At the outset, section 13, article I of the Constitution of this state provides that: (See People v. Molinari, 23 Cal. App. 2d Supp. 761, 764 [67 P.2d 767].)

"In criminal prosecutions, in any court whatever, the party accused shall have the right to a speedy ... trial."

The portion of section 1043 pertinent to the questions now reads as follows:

"The defendant must be personally present at the trial; provided, that in case of a misdemeanor charge, if he absents himself with full knowledge that a trial is to be or is being had, the trial may proceed in his absence." [116 Cal. App. 2d 848]

The remaining portions of that section make mandatory the presence of a defendant in all felony cases.

The pertinent portions of section 1382 read as follows:

"The court, unless good cause to the contrary is shown, must order the action to be dismissed in the following cases: ...

"3. Where the trial has not been postponed upon the defendant's application, if a defendant in a misdemeanor case in an inferior court, is not brought to trial within thirty days after he is arrested and brought within the jurisdiction of the court, unless by his own neglect or failure to appear in court when his presence is lawfully required, his trial must be postponed. ..."

It is defendant's contention (1) that he comes within the applicable provisions of section 1043 and (2) because of the failure of the court to proceed on March 20th and the resetting of his trial for May 16th, he was thereby deprived of a "speedy trial" as that phrase is used in section 13, article I of the Constitution of this state.

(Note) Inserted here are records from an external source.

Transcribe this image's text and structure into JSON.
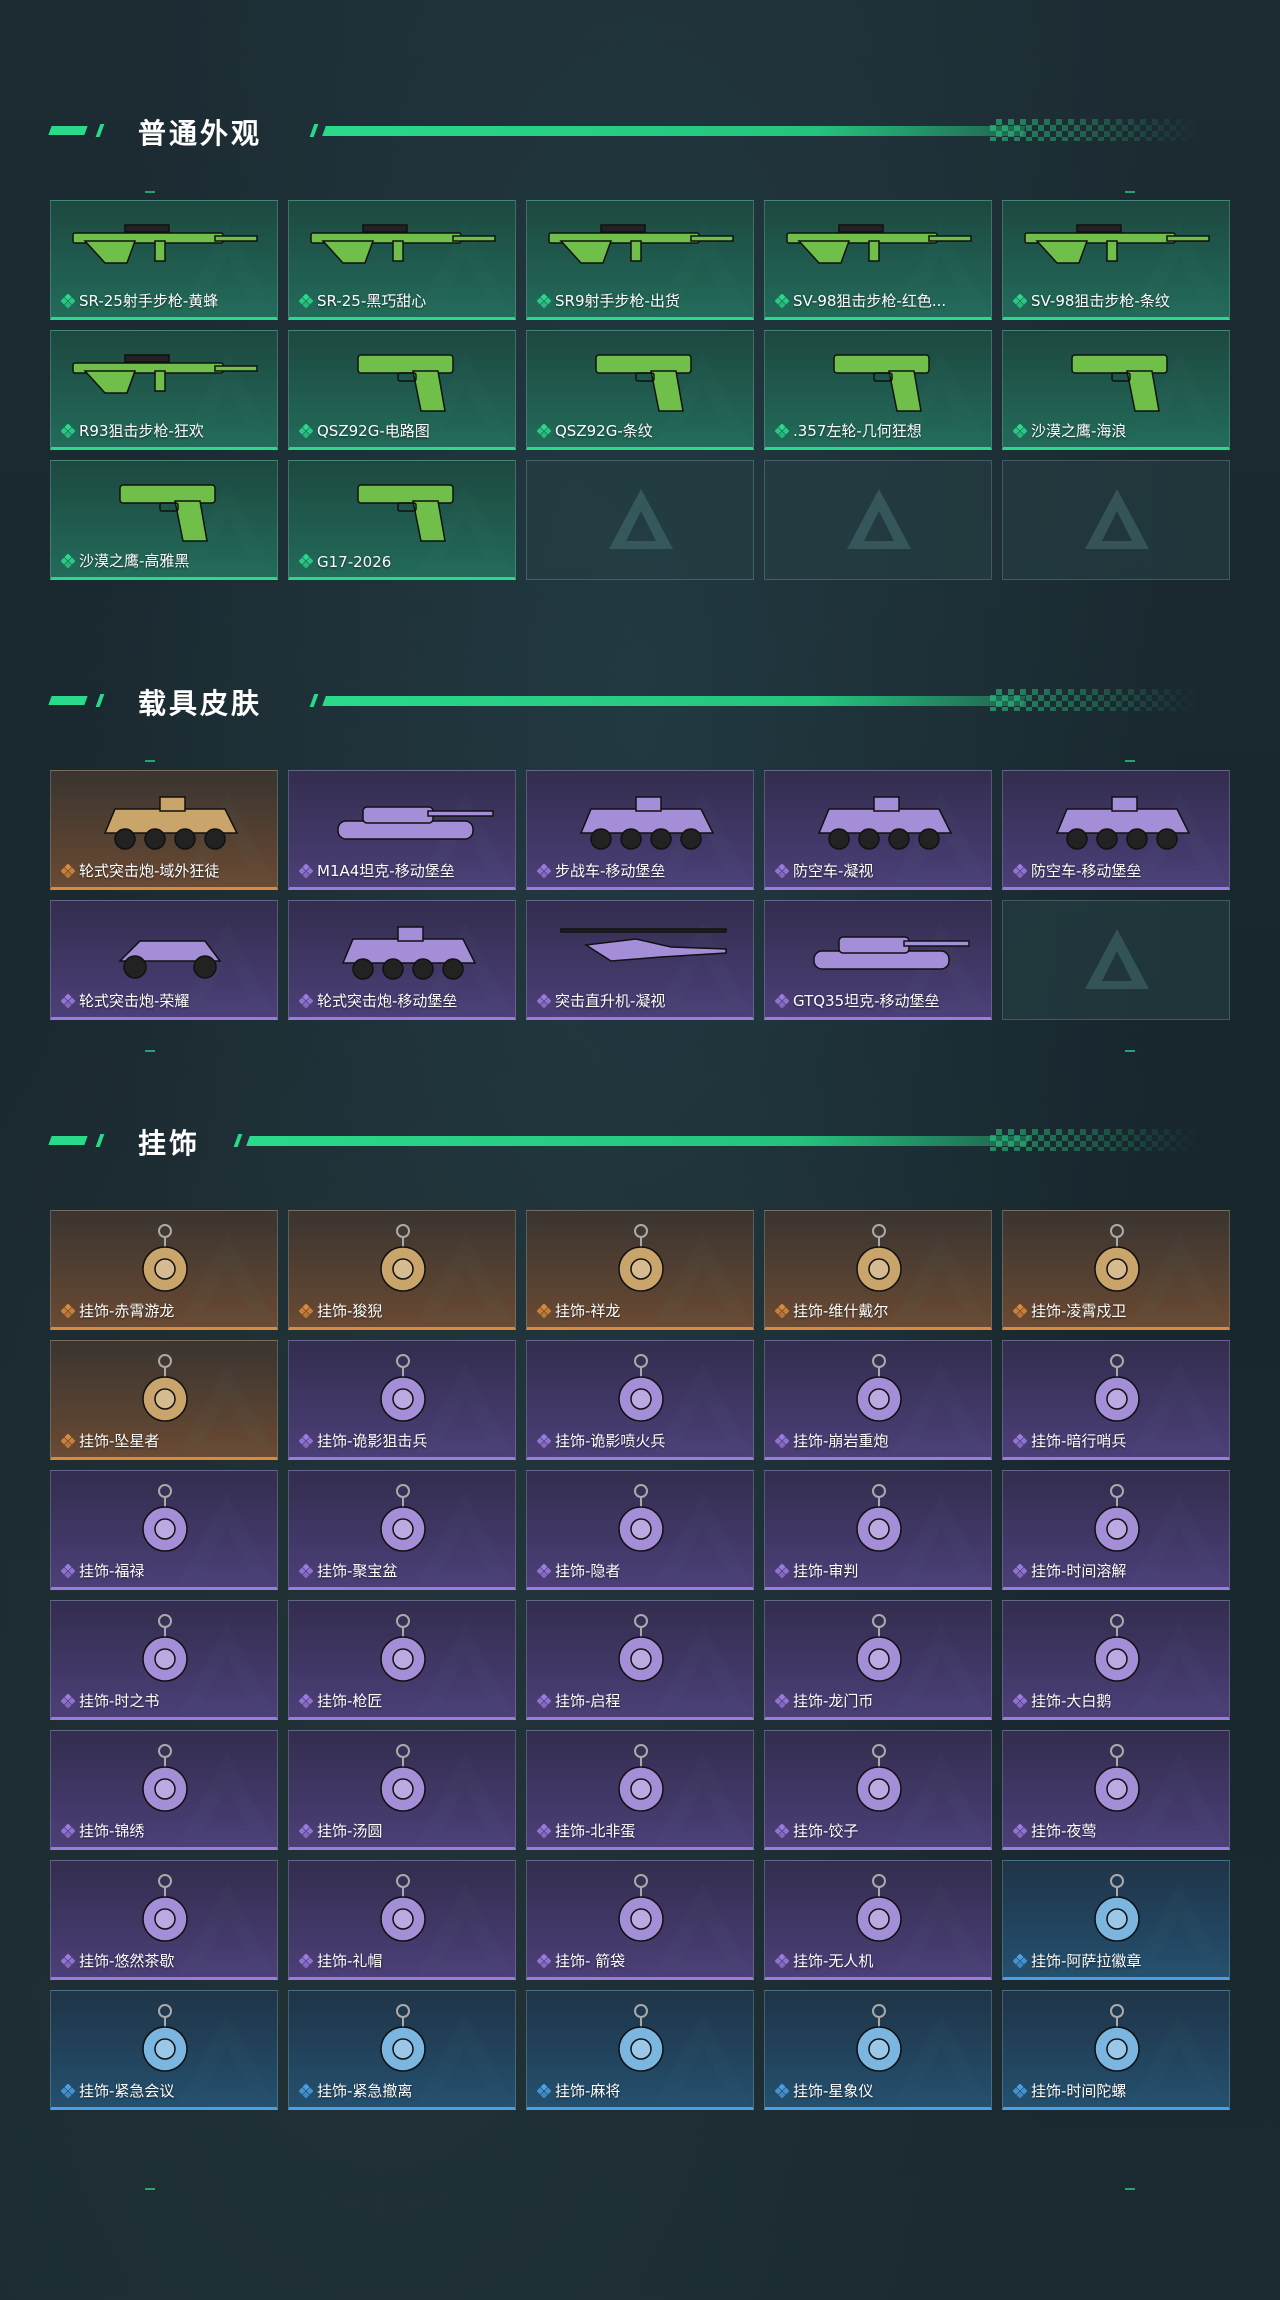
{
  "sections": {
    "skins": {
      "title": "普通外观",
      "items": [
        {
          "label": "SR-25射手步枪-黄蜂",
          "rarity": "green",
          "icon": "rifle-icon"
        },
        {
          "label": "SR-25-黑巧甜心",
          "rarity": "green",
          "icon": "rifle-icon"
        },
        {
          "label": "SR9射手步枪-出货",
          "rarity": "green",
          "icon": "rifle-icon"
        },
        {
          "label": "SV-98狙击步枪-红色...",
          "rarity": "green",
          "icon": "sniper-rifle-icon"
        },
        {
          "label": "SV-98狙击步枪-条纹",
          "rarity": "green",
          "icon": "sniper-rifle-icon"
        },
        {
          "label": "R93狙击步枪-狂欢",
          "rarity": "green",
          "icon": "sniper-rifle-icon"
        },
        {
          "label": "QSZ92G-电路图",
          "rarity": "green",
          "icon": "pistol-icon"
        },
        {
          "label": "QSZ92G-条纹",
          "rarity": "green",
          "icon": "pistol-icon"
        },
        {
          "label": ".357左轮-几何狂想",
          "rarity": "green",
          "icon": "revolver-icon"
        },
        {
          "label": "沙漠之鹰-海浪",
          "rarity": "green",
          "icon": "pistol-icon"
        },
        {
          "label": "沙漠之鹰-高雅黑",
          "rarity": "green",
          "icon": "pistol-icon"
        },
        {
          "label": "G17-2026",
          "rarity": "green",
          "icon": "pistol-icon"
        }
      ],
      "empty_slots": 3
    },
    "vehicles": {
      "title": "载具皮肤",
      "items": [
        {
          "label": "轮式突击炮-域外狂徒",
          "rarity": "orange",
          "icon": "armored-car-icon"
        },
        {
          "label": "M1A4坦克-移动堡垒",
          "rarity": "purple",
          "icon": "tank-icon"
        },
        {
          "label": "步战车-移动堡垒",
          "rarity": "purple",
          "icon": "ifv-icon"
        },
        {
          "label": "防空车-凝视",
          "rarity": "purple",
          "icon": "ifv-icon"
        },
        {
          "label": "防空车-移动堡垒",
          "rarity": "purple",
          "icon": "ifv-icon"
        },
        {
          "label": "轮式突击炮-荣耀",
          "rarity": "purple",
          "icon": "buggy-icon"
        },
        {
          "label": "轮式突击炮-移动堡垒",
          "rarity": "purple",
          "icon": "armored-car-icon"
        },
        {
          "label": "突击直升机-凝视",
          "rarity": "purple",
          "icon": "helicopter-icon"
        },
        {
          "label": "GTQ35坦克-移动堡垒",
          "rarity": "purple",
          "icon": "tank-icon"
        }
      ],
      "empty_slots": 1
    },
    "charms": {
      "title": "挂饰",
      "items": [
        {
          "label": "挂饰-赤霄游龙",
          "rarity": "orange",
          "icon": "charm-icon"
        },
        {
          "label": "挂饰-狻猊",
          "rarity": "orange",
          "icon": "charm-icon"
        },
        {
          "label": "挂饰-祥龙",
          "rarity": "orange",
          "icon": "charm-icon"
        },
        {
          "label": "挂饰-维什戴尔",
          "rarity": "orange",
          "icon": "charm-icon"
        },
        {
          "label": "挂饰-凌霄戍卫",
          "rarity": "orange",
          "icon": "charm-icon"
        },
        {
          "label": "挂饰-坠星者",
          "rarity": "orange",
          "icon": "charm-icon"
        },
        {
          "label": "挂饰-诡影狙击兵",
          "rarity": "purple",
          "icon": "charm-icon"
        },
        {
          "label": "挂饰-诡影喷火兵",
          "rarity": "purple",
          "icon": "charm-icon"
        },
        {
          "label": "挂饰-崩岩重炮",
          "rarity": "purple",
          "icon": "charm-icon"
        },
        {
          "label": "挂饰-暗行哨兵",
          "rarity": "purple",
          "icon": "charm-icon"
        },
        {
          "label": "挂饰-福禄",
          "rarity": "purple",
          "icon": "charm-icon"
        },
        {
          "label": "挂饰-聚宝盆",
          "rarity": "purple",
          "icon": "charm-icon"
        },
        {
          "label": "挂饰-隐者",
          "rarity": "purple",
          "icon": "charm-icon"
        },
        {
          "label": "挂饰-审判",
          "rarity": "purple",
          "icon": "charm-icon"
        },
        {
          "label": "挂饰-时间溶解",
          "rarity": "purple",
          "icon": "charm-icon"
        },
        {
          "label": "挂饰-时之书",
          "rarity": "purple",
          "icon": "charm-icon"
        },
        {
          "label": "挂饰-枪匠",
          "rarity": "purple",
          "icon": "charm-icon"
        },
        {
          "label": "挂饰-启程",
          "rarity": "purple",
          "icon": "charm-icon"
        },
        {
          "label": "挂饰-龙门币",
          "rarity": "purple",
          "icon": "charm-icon"
        },
        {
          "label": "挂饰-大白鹅",
          "rarity": "purple",
          "icon": "charm-icon"
        },
        {
          "label": "挂饰-锦绣",
          "rarity": "purple",
          "icon": "charm-icon"
        },
        {
          "label": "挂饰-汤圆",
          "rarity": "purple",
          "icon": "charm-icon"
        },
        {
          "label": "挂饰-北非蛋",
          "rarity": "purple",
          "icon": "charm-icon"
        },
        {
          "label": "挂饰-饺子",
          "rarity": "purple",
          "icon": "charm-icon"
        },
        {
          "label": "挂饰-夜莺",
          "rarity": "purple",
          "icon": "charm-icon"
        },
        {
          "label": "挂饰-悠然茶歇",
          "rarity": "purple",
          "icon": "charm-icon"
        },
        {
          "label": "挂饰-礼帽",
          "rarity": "purple",
          "icon": "charm-icon"
        },
        {
          "label": "挂饰- 箭袋",
          "rarity": "purple",
          "icon": "charm-icon"
        },
        {
          "label": "挂饰-无人机",
          "rarity": "purple",
          "icon": "charm-icon"
        },
        {
          "label": "挂饰-阿萨拉徽章",
          "rarity": "blue",
          "icon": "charm-icon"
        },
        {
          "label": "挂饰-紧急会议",
          "rarity": "blue",
          "icon": "charm-icon"
        },
        {
          "label": "挂饰-紧急撤离",
          "rarity": "blue",
          "icon": "charm-icon"
        },
        {
          "label": "挂饰-麻将",
          "rarity": "blue",
          "icon": "charm-icon"
        },
        {
          "label": "挂饰-星象仪",
          "rarity": "blue",
          "icon": "charm-icon"
        },
        {
          "label": "挂饰-时间陀螺",
          "rarity": "blue",
          "icon": "charm-icon"
        }
      ],
      "empty_slots": 0
    }
  },
  "colors": {
    "accent": "#2bd98a",
    "green": "#2bd98a",
    "orange": "#d98a3b",
    "purple": "#9c7be0",
    "blue": "#4b9fe6"
  }
}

[1] We are confronted first with the constitutional mandate that the party accused in any criminal proceeding "in any court whatever" is entitled to a "speedy trial." (Italics added.) Additionally the Legislature has admonished the courts that as a matter of public policy all criminal proceedings shall be determined at the earliest possible time, and that it shall be the duty of all courts and judicial officers to expedite such proceedings. Then so as to insure the carrying out of both the constitutional and legislative mandates section 1382 was enacted providing that upon application of the defendant the court "must order the prosecution to be dismissed ... unless good cause to the contrary is shown" if a defendant is not brought to trial within the specific periods therein set forth.

As appears from the record the only basis for the refusal of the trial court to proceed to trial on March 20 was its desire to have the defendant present. However, the defendant knowingly had absented himself but desired to proceed by his counsel, a right granted by section 1043.

[2] It cannot be denied that while it was through his own requests that the case was not tried before, however, as the court noted in the similar case of People v. Molinari, supra, at page 766, the waivers by the defendant of a right to a speedy trial for a period of several months could not amount to a similar waiver covering an additional period of approximately [116 Cal. App. 2d 849] seven weeks. [3] From the record before us it appears that the only reason for the final continuance was the condition of the court's calendar and that of defendant's counsel. Counsel's agreement to such setting was without prejudice to the position he had previously taken.

Such facts and circumstances do not support the findings of the superior court that good cause was shown and such delay was not unreasonable. [4] As stated in Harris v. Municipal Court, 209 Cal. 55, 64 [285 P. 699]:

"Prejudice will be presumed from the violation of this constitutional right. It is enough for the defendant to show that the prosecution has been unreasonably delayed. It will not be presumed that good cause for the delay in fact existed. If there was any good cause it was for the prosecution to show it."

The judgment is reversed with directions to the trial court to enter its order directing the respondent Municipal Court of the City of Modesto to dismiss the criminal complaint now pending therein against the petitioner.

Van Dyke, P. J., and Schottky, J., concurred.